Centurial – Evidence-based Genealogy Software

I looked at a piece of software called Centurial in 2019. It was quite interesting in its approach to doing genealogical analysis. This review is very dated in its comments, so proceed with caution. [13 May 2022]

The design of the application is quite different from anything I’ve seen in my 25+ years of playing with genealogical software.

The main features are correlation of source materials to instances of persons in such a way that there is little doubt that they refer only to each other. Centurial has a scrollable and zoomable visual “network” view so you can see the relations of persons to each other. Sources are entered in a very nice way, according to the E. S. Mills Evidence Explained format.

There is a space in the analysis pane to enter a proof argument but there is currently no way to output that information in any manner, other than copy and paste; not even to a basic HTML document. You can, however, export a GEDCOM file with the tree you’ve built for transfer to a GEDCOM-based program such as Family Tree Maker or Brothers Keeper.

The Centurial author discusses the differences between his data model and the GEDCOM model on the website referenced below. His website has some small amount of documentation but otherwise you are on your own to figure out how to use the program.

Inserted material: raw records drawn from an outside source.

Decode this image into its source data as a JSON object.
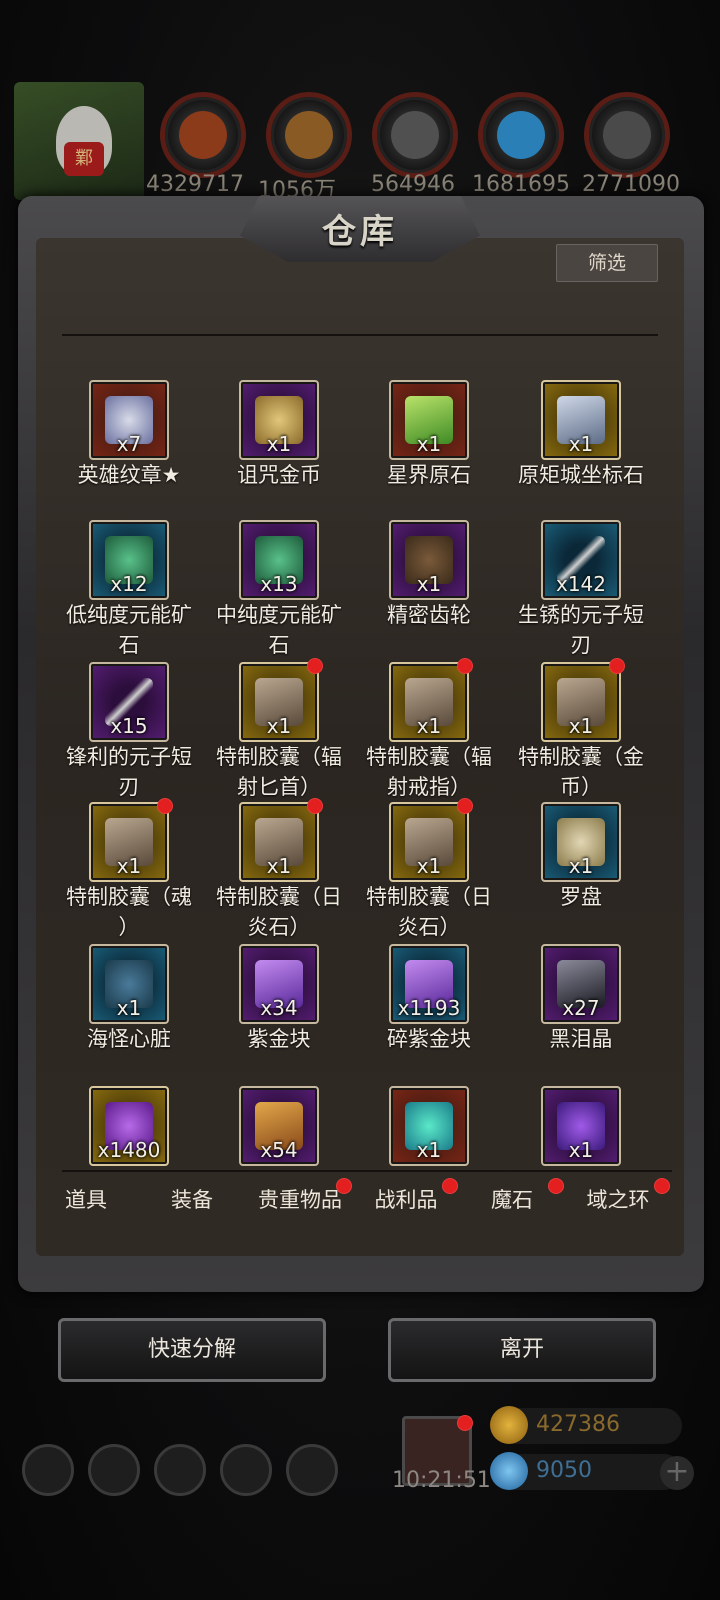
{
  "resources": [
    {
      "icon": "meat-icon",
      "value": "4329717"
    },
    {
      "icon": "wood-icon",
      "value": "1056万"
    },
    {
      "icon": "stone-icon",
      "value": "564946"
    },
    {
      "icon": "crystal-icon",
      "value": "1681695"
    },
    {
      "icon": "iron-icon",
      "value": "2771090"
    }
  ],
  "avatar": {
    "seal_text": "鄴"
  },
  "warehouse": {
    "title": "仓库",
    "filter_label": "筛选"
  },
  "items": [
    {
      "name_1": "英雄纹章★",
      "name_2": "",
      "qty": "x7",
      "rarity": "red",
      "art": "badge-icon",
      "dot": false
    },
    {
      "name_1": "诅咒金币",
      "name_2": "",
      "qty": "x1",
      "rarity": "purple",
      "art": "coin-icon",
      "dot": false
    },
    {
      "name_1": "星界原石",
      "name_2": "",
      "qty": "x1",
      "rarity": "red",
      "art": "green-crystal-icon",
      "dot": false
    },
    {
      "name_1": "原矩城坐标石",
      "name_2": "",
      "qty": "x1",
      "rarity": "gold",
      "art": "cube-icon",
      "dot": false
    },
    {
      "name_1": "低纯度元能矿",
      "name_2": "石",
      "qty": "x12",
      "rarity": "blue",
      "art": "ore-icon",
      "dot": false
    },
    {
      "name_1": "中纯度元能矿",
      "name_2": "石",
      "qty": "x13",
      "rarity": "purple",
      "art": "ore-icon",
      "dot": false
    },
    {
      "name_1": "精密齿轮",
      "name_2": "",
      "qty": "x1",
      "rarity": "purple",
      "art": "gear-icon",
      "dot": false
    },
    {
      "name_1": "生锈的元子短",
      "name_2": "刃",
      "qty": "x142",
      "rarity": "blue",
      "art": "blade-icon",
      "dot": false
    },
    {
      "name_1": "锋利的元子短",
      "name_2": "刃",
      "qty": "x15",
      "rarity": "purple",
      "art": "blade-icon",
      "dot": false
    },
    {
      "name_1": "特制胶囊（辐",
      "name_2": "射匕首）",
      "qty": "x1",
      "rarity": "gold",
      "art": "capsule-icon",
      "dot": true
    },
    {
      "name_1": "特制胶囊（辐",
      "name_2": "射戒指）",
      "qty": "x1",
      "rarity": "gold",
      "art": "capsule-icon",
      "dot": true
    },
    {
      "name_1": "特制胶囊（金",
      "name_2": "币）",
      "qty": "x1",
      "rarity": "gold",
      "art": "capsule-icon",
      "dot": true
    },
    {
      "name_1": "特制胶囊（魂",
      "name_2": "）",
      "qty": "x1",
      "rarity": "gold",
      "art": "capsule-icon",
      "dot": true
    },
    {
      "name_1": "特制胶囊（日",
      "name_2": "炎石）",
      "qty": "x1",
      "rarity": "gold",
      "art": "capsule-icon",
      "dot": true
    },
    {
      "name_1": "特制胶囊（日",
      "name_2": "炎石）",
      "qty": "x1",
      "rarity": "gold",
      "art": "capsule-icon",
      "dot": true
    },
    {
      "name_1": "罗盘",
      "name_2": "",
      "qty": "x1",
      "rarity": "blue",
      "art": "compass-icon",
      "dot": false
    },
    {
      "name_1": "海怪心脏",
      "name_2": "",
      "qty": "x1",
      "rarity": "blue",
      "art": "heart-icon",
      "dot": false
    },
    {
      "name_1": "紫金块",
      "name_2": "",
      "qty": "x34",
      "rarity": "purple",
      "art": "purple-crystal-icon",
      "dot": false
    },
    {
      "name_1": "碎紫金块",
      "name_2": "",
      "qty": "x1193",
      "rarity": "blue",
      "art": "purple-crystal-icon",
      "dot": false
    },
    {
      "name_1": "黑泪晶",
      "name_2": "",
      "qty": "x27",
      "rarity": "purple",
      "art": "black-crystal-icon",
      "dot": false
    },
    {
      "name_1": "",
      "name_2": "",
      "qty": "x1480",
      "rarity": "gold",
      "art": "purple-gem-icon",
      "dot": false
    },
    {
      "name_1": "",
      "name_2": "",
      "qty": "x54",
      "rarity": "purple",
      "art": "scroll-icon",
      "dot": false
    },
    {
      "name_1": "",
      "name_2": "",
      "qty": "x1",
      "rarity": "red",
      "art": "potion-icon",
      "dot": false
    },
    {
      "name_1": "",
      "name_2": "",
      "qty": "x1",
      "rarity": "purple",
      "art": "purple-orb-icon",
      "dot": false
    }
  ],
  "tabs": [
    {
      "label": "道具",
      "dot": false
    },
    {
      "label": "装备",
      "dot": false
    },
    {
      "label": "贵重物品",
      "dot": true
    },
    {
      "label": "战利品",
      "dot": true
    },
    {
      "label": "魔石",
      "dot": true
    },
    {
      "label": "域之环",
      "dot": true
    }
  ],
  "buttons": {
    "decompose": "快速分解",
    "leave": "离开"
  },
  "hud": {
    "clock": "10:21:51",
    "gold": "427386",
    "gem": "9050"
  }
}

One of the few drawbacks I noticed is that it takes some time to import and convert an average GEDCOM file. For instance, my regular-use GEDCOM is only about 2.5 megabytes and the converted project file is about 25 megabytes. That is a serious size difference. I haven’t looked at the insides of the project file to see what’s what, but I suspect that there is a heckuva lot of XML markup in there.

Centurial is written in English with a European flavor. You may want to view the three tutorials on YouTube before you download and start working with Centurial. They will explain quite a bit about how the author uses it and the potential use cases you may have for it.

Overall, I think Centurial is quite an achievement software-wise. It is not really intuitive but then genealogy itself isn’t all that easy. As it has only been around for a couple of years, I doubt many people have heard of it, though. I recommend it for intermediate or advanced genealogists.

Centurial is available here: https://www.centurial.net/, and was free in 2019. It does require registration and some data collection by the author. It is also a Windows-only product (7, 8, or 10) and requires a recent version of the .NET framework. Personally, I’d like to see a Linux version as well because that’s what I use most of the time.

Notes on Ancestris 10 – Formerly GenealogyJ

I’ve been looking at Ancestris, a free (GPL’d) genealogy program written in Java. It runs on Windows, Macintosh, and Linux systems.

There is very little documentation with the program and it takes a bit of working with to figure out some of the features included. For instance, when I ran the GEDCOM compliance checks it came out with a categorized list of items in one pane and a linked editor in another pane.

There are three editor panes to choose from. One fairly simple, one fairly complex, and one for directly editing the GEDCOM.

The GEDCOM check feature goes beyond just compliance with the standard and includes some plain old sanity checks. Some of these checks are for settable values and ranges so you can tighten or loosen them at will.

Lifelines, another free genealogy program, has a more robust set of sanity checks. Checking compliance at GED-Inline is also a better, albeit more terse, option.

The general reporting capabilities are lacking, compared to other free and commercial genealogy programs. There is only the option to output to a website, for instance. The styling of the report is fairly simple.

Ancestris is available on the web at http://www.ancestris.org. It is updated often as it is a work in progress.

New Version of Lifelines

There is a new version of lifelines on github, 3.2.0 alpha. It is a 64-bit conversion of the venerable genealogy program and scripting language.

So far it works fine for me on Fedora Linux 30.

Here’s the link: Lifelines on Github.


Extra Blog for related articles

I’ve created a second blog to go with my editing, proofreading, and indexing project. It’s at http://www.seattlebookscouts.wordpress.com/. The primary content of the blog there is the subject of the previous sentence, editing, et cetera. There is some genealogy and genealogically relevant matter discussed as examples, however, so if you are ever in need of more from me … have at it. Like this blog, the other one also offers comments. Happy weekend. I’m gonna stay home, be dry, and do genealogy. 🙂 NPM